I came across a paparazzi photo taken within the past year or two of David Bowie hailing a cab on the streets of New York. Decked out in jeans, sweater, scarf, sunglasses and hat, he looked like any New Yorker hailing a cab. He blended in. He was anonymous in this vast island of tall buildings that sprout like canyons among the noise of traffic and ongoing construction. I miss New York terribly, but what makes it even harder is knowing that Bowie was part of the fabric of something I left five years ago and long to return to.

When you live in New York, you know that someone famous could live right across the street from you, down the road, over on the next avenue. They are living there – somewhere behind the thick concrete and brick walls that hide multitudes of small apartments, crammed with people – or large enough to house the most wealthy.

You never think about who is famous nearby. There isn’t a GPS or an app to tell you. Even if there was, it doesn’t matter.  The famous blend in with the grey and dark streets. The unexplained, spiritual energy of New York does something to disperse someone’s presence. You have to look thrice to notice someone. Probably because no one looks anyone in the eye – it’s easy for anyone – even the famous -to slip away when the city filled with eyes never meet the eyes of others.

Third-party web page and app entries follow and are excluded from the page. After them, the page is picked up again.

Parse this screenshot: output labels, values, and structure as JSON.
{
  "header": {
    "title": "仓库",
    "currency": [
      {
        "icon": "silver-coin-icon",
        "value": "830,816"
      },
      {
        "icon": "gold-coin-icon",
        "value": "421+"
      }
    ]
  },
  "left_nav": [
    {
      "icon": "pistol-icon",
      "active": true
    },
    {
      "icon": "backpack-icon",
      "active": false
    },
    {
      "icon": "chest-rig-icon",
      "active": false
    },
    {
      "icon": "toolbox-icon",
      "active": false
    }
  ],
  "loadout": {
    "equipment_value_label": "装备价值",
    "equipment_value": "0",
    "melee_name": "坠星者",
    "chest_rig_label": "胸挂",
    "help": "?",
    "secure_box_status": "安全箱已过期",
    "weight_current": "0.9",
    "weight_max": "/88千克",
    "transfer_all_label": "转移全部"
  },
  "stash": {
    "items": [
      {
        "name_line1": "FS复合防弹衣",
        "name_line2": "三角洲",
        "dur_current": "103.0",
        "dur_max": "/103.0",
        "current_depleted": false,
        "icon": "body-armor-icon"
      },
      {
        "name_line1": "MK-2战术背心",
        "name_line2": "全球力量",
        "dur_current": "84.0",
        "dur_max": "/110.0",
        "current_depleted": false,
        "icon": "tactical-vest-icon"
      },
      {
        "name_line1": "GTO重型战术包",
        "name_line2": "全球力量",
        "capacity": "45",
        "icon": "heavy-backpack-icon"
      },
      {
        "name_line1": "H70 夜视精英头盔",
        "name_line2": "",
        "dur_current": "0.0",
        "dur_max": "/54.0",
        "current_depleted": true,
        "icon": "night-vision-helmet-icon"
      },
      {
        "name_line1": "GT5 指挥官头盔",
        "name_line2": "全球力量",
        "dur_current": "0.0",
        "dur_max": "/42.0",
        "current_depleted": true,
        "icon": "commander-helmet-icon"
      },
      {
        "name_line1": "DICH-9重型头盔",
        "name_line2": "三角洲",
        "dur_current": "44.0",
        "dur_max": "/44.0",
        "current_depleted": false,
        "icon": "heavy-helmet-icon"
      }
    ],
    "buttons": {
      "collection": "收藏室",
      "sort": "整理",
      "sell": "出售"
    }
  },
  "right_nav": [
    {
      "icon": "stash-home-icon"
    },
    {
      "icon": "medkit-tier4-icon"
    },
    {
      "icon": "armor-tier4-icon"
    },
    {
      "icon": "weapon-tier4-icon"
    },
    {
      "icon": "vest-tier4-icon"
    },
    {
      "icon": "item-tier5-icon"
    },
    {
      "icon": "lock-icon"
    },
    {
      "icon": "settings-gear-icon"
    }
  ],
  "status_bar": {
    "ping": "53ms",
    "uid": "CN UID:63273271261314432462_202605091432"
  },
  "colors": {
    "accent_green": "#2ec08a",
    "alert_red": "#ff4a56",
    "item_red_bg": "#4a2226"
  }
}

But please know that in saying this – I’m speaking for my own perception. The idea of New York is subjective. The idea of New York is misunderstood. It’s a vision by own making. It’s a concept many love, hate or envy. It’s a concept of dreams and nightmares. Everyday hustle and romantic skyline vistas outside the window of a skyscraper at night.

In New York, there’s a need to flow with the slipstream of everyday humanity so one doesn’t drown in the crowded subway cars or tire of the energy, the vibration of human life staring you in the face as soon as you leave your building.

In order to survive, you stay within an invisible cocoon. You remain within your own mind space. You don’t let anyone in unless someone needs help. You don’t give yourself away lest you lose your self to the constant barrage of sound and visual stimulation.

In New York, you understand it when someone needs to be alone, especially those iconic faces that have been taken in by millions upon millions of eyes.

We place our idols – especially those who mold themselves into godly forms on stage – on such high pedestals. They seem otherworldly – especially Bowie. But he was a guy who did extraordinary things. Like any devoted writer, singer and performer,  Bowie had a line to a cosmic source. He used it to bring down an element of creation.

Yet, in the end…he was a husband, father, an artist and a New Yorker.